From Iron Man, there have been 19 films, not all as successful, but the most recent two Black Panther and Infinity Wars both set records and reframed what could be done with an action movie. It set new records for the biggest opening weekend in the US and globally. Iit is now number two for the most records with 13 after Star Wars: The Force Awakens, which has 32. Black Panther, released just before it, was a runaway success and next is the Captain Marvel film which features Marvel first female lead film who is contacted at the end of the Infinity Wars part one with part two due in 2020. It means the Disney owned Marvel Studio had the #1 and #2 hits in 2018, the #5, 6 & 8 in 2017, #3, 6, 13 & 16 in 2016 and every expectation to have at least one big hit in 2019 and 2020.
Rather than the pure thrills and spills the movies, which are very long, also feature a lot of character development, big plots and some contemporary talking points.

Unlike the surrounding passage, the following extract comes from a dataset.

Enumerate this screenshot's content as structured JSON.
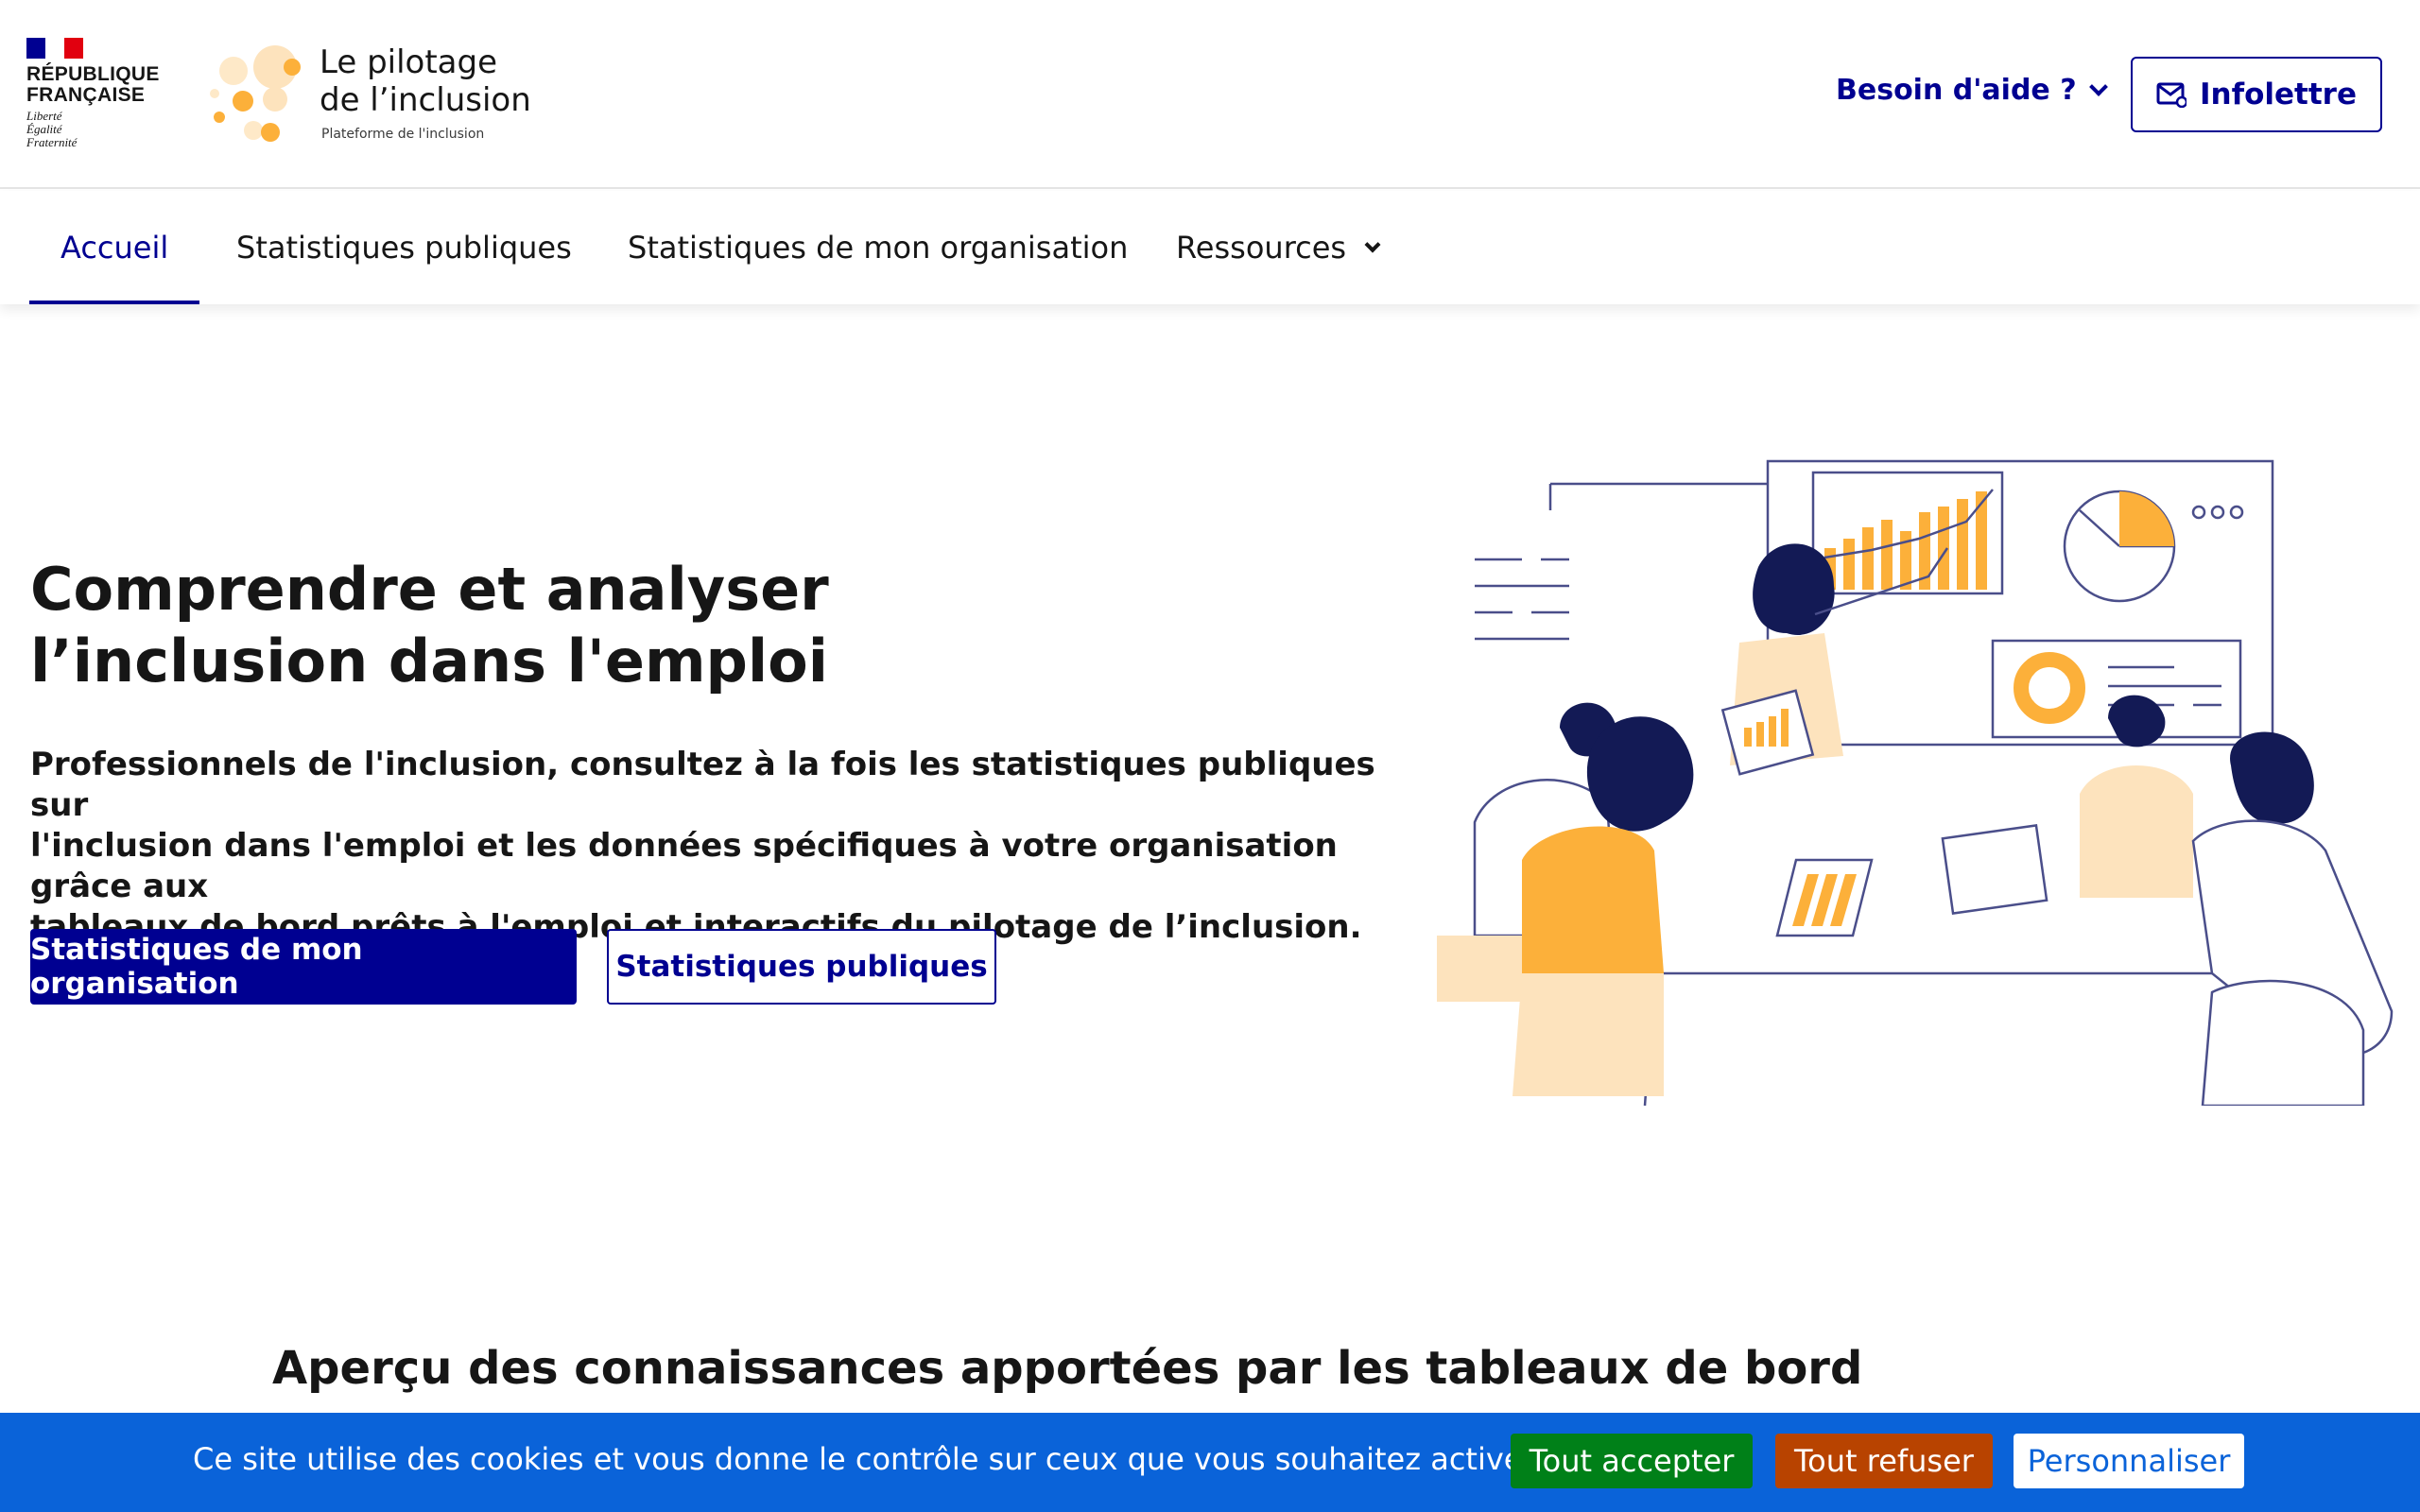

In Black Panther, it was isolationist policies that saw some conservatives in America claiming the movie supported their views and endorsed Donald Trump. The movie uses it to make the argument against it. In Infinity Wars, the villain wants to avoid unsustainable growth and overpopulation. His solution? Kill half the beings in the universe. Originally he wanted to do it to impress his love interest, Death.
Age of Ultron looks at the power and dark side of AI, despite his character and the issues of android intelligence in 1968.
Besides the revenues from the movies, there are the significant merchandising options which have always been a very big part of the game and, speaking of games, most of the characters have had multiple computer game versions created (they have not always been as good). The limited period to use the Thanos gauntlet in one of the world's most popular games Fortnite was a very smart move.
For DC and Marvel fans the idea of Superman, Wonder Woman and Batman ever working with or fighting Iron Man and the rest of the Marvel characters is crazy, but for movie fans, the treatment on the big screen may see someone eventually consider the collaboration.
What is more likely than that though is more from the recent characters. Deadpool is not new but his “Merc with a Mouth” character stopped him appearing on the big screen for years. When he did it was rated 18 and became the second highest earning adult movie ever.
Black Panther was the first black superhero to headline a movie and it was a hit. DC’s Wonder Woman was the first female superhero blockbuster and in 2019 Marvel will release Captain Marvel, their first superhero female-led movie. She is also the person that was called at the end of Infinity Wars to save the universe from Thanos.
While not slated for movie release we can expect to see some of the newer characters like Ms Marvel or Kamala Khan, a teenage Muslim superhero, and Ms America (America Chavez has same-sex parents, she's latina and a lesbian). Perhaps too many moulds to shatter with one character, but we shall see.